18 February 2013
Symbolism in “The Lottery”
Shirley Jackson uses symbolism in “The Lottery” to show the importance of remaining faithful to tradition and the unknown consequences that seem to occur when citizens lose touch with their village’s rituals. The idea of a yearly lottery in this small village is a very important ritual that has been passed down for such a long time, so long that nobody knows why it was started or why it is necessary to keep following through with it. The old black box that is used in the lottery to determine one’s fate is the most significant symbol in this story. Nobody wants to use a newer box because they feel it is the only thing that ties back to the origin of the lottery. They have only changed the use of wood chips to pieces of paper.

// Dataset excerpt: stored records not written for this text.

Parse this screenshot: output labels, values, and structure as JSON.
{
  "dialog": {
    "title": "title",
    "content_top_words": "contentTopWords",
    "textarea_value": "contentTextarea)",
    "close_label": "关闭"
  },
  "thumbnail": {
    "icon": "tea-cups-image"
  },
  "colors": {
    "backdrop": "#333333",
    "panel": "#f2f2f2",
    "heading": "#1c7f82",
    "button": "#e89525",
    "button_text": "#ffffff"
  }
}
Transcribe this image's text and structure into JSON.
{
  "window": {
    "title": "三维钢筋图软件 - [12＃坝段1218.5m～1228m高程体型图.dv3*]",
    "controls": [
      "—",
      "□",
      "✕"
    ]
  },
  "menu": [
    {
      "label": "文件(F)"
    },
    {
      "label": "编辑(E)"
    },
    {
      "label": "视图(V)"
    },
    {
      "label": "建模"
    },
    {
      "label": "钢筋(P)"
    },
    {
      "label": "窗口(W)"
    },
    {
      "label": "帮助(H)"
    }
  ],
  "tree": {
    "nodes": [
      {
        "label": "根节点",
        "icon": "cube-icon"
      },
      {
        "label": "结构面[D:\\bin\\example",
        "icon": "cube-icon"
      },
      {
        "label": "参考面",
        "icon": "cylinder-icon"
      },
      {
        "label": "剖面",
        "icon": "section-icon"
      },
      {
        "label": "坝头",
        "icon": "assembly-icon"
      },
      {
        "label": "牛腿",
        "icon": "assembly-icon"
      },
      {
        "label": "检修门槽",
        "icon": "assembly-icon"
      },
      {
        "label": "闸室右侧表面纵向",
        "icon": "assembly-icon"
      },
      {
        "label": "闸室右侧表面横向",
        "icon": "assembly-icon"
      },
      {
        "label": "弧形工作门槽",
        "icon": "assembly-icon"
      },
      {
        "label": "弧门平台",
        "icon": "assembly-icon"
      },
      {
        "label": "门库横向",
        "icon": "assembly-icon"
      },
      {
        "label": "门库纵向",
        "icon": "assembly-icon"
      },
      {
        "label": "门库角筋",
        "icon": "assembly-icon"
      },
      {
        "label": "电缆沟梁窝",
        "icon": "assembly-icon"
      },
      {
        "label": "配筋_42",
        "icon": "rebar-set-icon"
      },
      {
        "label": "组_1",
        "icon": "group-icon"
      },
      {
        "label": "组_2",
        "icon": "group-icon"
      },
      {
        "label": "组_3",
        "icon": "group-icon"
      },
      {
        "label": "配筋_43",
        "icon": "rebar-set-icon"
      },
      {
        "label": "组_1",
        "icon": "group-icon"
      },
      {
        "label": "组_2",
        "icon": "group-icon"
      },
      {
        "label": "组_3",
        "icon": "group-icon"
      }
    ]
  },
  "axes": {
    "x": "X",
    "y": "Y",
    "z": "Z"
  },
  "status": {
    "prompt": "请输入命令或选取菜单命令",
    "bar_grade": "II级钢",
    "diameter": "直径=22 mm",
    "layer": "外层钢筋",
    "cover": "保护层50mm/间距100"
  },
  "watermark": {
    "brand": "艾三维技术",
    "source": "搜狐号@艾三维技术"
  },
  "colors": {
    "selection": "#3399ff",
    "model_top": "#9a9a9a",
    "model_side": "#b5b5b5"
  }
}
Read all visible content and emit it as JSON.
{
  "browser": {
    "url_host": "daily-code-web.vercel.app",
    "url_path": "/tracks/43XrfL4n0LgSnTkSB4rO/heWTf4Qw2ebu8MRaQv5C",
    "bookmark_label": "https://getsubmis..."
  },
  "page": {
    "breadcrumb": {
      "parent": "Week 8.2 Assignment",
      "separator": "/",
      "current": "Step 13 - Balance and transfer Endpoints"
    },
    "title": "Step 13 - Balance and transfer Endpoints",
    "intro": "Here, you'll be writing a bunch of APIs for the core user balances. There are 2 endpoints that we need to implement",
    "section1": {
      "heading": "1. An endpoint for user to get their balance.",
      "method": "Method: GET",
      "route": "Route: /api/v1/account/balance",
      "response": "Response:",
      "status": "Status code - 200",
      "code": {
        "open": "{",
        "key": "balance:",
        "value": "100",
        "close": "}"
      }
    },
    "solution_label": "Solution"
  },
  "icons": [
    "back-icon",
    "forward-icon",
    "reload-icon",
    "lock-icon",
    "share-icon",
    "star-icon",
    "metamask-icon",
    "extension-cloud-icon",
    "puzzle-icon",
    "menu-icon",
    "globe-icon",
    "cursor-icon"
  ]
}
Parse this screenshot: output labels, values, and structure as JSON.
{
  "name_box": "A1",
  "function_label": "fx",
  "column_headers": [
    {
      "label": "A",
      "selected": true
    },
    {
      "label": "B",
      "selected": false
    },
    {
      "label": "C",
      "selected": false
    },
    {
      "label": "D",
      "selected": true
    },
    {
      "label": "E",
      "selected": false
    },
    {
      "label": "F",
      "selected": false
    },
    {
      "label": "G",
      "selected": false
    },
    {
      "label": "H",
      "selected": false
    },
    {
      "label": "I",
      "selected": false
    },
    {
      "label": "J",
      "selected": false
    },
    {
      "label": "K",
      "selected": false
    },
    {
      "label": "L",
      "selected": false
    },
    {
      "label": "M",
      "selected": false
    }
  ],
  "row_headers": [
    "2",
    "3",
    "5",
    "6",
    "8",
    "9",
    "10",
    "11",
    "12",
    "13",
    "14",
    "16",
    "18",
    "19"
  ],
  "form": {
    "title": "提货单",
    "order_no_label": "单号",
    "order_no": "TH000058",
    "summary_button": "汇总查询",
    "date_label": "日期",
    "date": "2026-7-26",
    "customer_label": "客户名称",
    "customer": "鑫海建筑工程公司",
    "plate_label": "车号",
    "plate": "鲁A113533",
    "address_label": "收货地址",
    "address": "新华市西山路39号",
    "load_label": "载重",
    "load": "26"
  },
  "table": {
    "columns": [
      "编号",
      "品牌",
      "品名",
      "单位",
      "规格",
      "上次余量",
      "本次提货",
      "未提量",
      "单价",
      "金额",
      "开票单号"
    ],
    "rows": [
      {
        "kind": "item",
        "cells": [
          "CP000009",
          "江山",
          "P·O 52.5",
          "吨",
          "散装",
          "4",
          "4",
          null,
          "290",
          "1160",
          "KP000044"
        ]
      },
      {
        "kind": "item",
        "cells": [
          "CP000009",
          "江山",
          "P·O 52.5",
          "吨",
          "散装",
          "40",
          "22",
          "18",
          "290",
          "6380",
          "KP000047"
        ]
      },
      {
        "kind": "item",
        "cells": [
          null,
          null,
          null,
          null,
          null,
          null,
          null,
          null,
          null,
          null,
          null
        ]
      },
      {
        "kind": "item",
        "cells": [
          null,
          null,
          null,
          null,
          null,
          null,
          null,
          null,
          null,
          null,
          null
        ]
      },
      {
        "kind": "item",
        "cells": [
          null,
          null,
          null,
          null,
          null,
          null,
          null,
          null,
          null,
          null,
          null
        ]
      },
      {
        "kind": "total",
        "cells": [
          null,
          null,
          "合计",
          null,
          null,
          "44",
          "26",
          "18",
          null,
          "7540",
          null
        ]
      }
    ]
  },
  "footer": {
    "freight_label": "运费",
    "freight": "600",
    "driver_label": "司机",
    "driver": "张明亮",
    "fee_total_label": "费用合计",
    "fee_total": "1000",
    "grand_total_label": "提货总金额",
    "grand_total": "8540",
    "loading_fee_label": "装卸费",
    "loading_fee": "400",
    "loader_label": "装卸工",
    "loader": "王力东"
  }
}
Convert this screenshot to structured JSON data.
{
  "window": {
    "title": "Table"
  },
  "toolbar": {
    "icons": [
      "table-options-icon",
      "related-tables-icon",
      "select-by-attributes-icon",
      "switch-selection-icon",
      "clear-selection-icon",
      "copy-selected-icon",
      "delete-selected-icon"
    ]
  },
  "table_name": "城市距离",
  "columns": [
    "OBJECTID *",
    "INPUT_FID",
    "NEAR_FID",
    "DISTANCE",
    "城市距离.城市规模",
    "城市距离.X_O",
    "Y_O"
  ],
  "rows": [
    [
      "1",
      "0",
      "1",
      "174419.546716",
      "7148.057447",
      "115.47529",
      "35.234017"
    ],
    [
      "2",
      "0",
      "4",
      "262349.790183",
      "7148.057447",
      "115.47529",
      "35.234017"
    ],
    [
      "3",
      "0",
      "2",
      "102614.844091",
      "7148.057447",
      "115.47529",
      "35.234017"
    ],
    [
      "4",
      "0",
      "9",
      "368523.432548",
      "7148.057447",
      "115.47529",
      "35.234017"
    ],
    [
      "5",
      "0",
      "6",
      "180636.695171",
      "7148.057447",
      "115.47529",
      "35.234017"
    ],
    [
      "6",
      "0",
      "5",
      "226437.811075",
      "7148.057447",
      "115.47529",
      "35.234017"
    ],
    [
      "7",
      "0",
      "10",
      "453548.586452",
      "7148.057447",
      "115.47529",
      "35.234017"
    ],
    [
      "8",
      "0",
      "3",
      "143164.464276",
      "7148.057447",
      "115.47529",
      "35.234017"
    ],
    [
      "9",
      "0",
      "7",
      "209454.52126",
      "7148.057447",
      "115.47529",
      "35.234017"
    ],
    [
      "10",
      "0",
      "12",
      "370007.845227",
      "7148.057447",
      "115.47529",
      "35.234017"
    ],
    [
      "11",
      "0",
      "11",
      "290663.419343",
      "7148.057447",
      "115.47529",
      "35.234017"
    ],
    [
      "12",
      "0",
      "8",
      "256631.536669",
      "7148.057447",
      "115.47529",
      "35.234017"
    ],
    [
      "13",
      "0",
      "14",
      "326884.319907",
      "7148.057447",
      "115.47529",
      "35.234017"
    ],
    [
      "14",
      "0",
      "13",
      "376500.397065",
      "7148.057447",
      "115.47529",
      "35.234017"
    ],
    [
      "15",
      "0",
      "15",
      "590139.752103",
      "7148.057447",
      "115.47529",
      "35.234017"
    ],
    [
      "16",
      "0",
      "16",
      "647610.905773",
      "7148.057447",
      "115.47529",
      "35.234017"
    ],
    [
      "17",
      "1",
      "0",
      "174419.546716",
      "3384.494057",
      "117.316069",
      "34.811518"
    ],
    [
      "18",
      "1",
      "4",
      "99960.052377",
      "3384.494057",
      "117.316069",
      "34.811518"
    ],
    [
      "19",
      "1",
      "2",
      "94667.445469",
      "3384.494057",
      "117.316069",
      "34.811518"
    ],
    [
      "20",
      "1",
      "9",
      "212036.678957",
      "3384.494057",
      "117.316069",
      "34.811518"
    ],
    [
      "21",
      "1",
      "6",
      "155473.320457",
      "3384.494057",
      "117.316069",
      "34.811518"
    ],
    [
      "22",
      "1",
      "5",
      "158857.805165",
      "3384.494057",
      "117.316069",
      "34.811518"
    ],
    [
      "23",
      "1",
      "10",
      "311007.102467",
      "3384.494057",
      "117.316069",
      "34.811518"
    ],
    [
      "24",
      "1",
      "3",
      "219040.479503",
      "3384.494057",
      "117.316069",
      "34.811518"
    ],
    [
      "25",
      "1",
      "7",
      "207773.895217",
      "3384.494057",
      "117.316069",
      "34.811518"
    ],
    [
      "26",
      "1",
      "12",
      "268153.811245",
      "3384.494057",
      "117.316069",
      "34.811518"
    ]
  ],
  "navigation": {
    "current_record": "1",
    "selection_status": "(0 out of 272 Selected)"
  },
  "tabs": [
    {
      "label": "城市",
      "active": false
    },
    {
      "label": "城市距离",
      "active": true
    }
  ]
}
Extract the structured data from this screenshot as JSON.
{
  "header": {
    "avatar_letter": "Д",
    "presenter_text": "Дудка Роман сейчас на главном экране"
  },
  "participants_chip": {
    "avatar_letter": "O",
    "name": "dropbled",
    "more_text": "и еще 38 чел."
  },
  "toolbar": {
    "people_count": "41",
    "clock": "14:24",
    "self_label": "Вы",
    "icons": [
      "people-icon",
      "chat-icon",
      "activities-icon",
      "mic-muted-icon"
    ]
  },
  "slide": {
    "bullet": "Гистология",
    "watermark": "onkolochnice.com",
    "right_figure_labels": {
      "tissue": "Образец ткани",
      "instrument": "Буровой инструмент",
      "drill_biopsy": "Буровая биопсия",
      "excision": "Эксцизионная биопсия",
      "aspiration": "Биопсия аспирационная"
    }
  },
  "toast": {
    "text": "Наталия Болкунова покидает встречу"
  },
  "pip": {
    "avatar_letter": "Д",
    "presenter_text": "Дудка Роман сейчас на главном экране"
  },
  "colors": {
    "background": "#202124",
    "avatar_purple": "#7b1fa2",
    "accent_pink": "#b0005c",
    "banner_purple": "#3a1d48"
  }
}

In addition, the only man in the story who seems to recognize this tradition is Old Man Warner. When Mrs. Adams mentions that other towns have quit doing the lottery, he adds “nothing but trouble in that,” and calls the, “young fools.” He has survived the lottery for 77 years, and seems to know that you don’t mess with a ritual. A lottery is completely by chance, and there is no way it is fair or unfair. When Tessie fights the ritual and ends up being stoned to death, it shows that you must remain faithful to your tradition, which seems to be the entire moral of the story.
Please join StudyMode to read the full document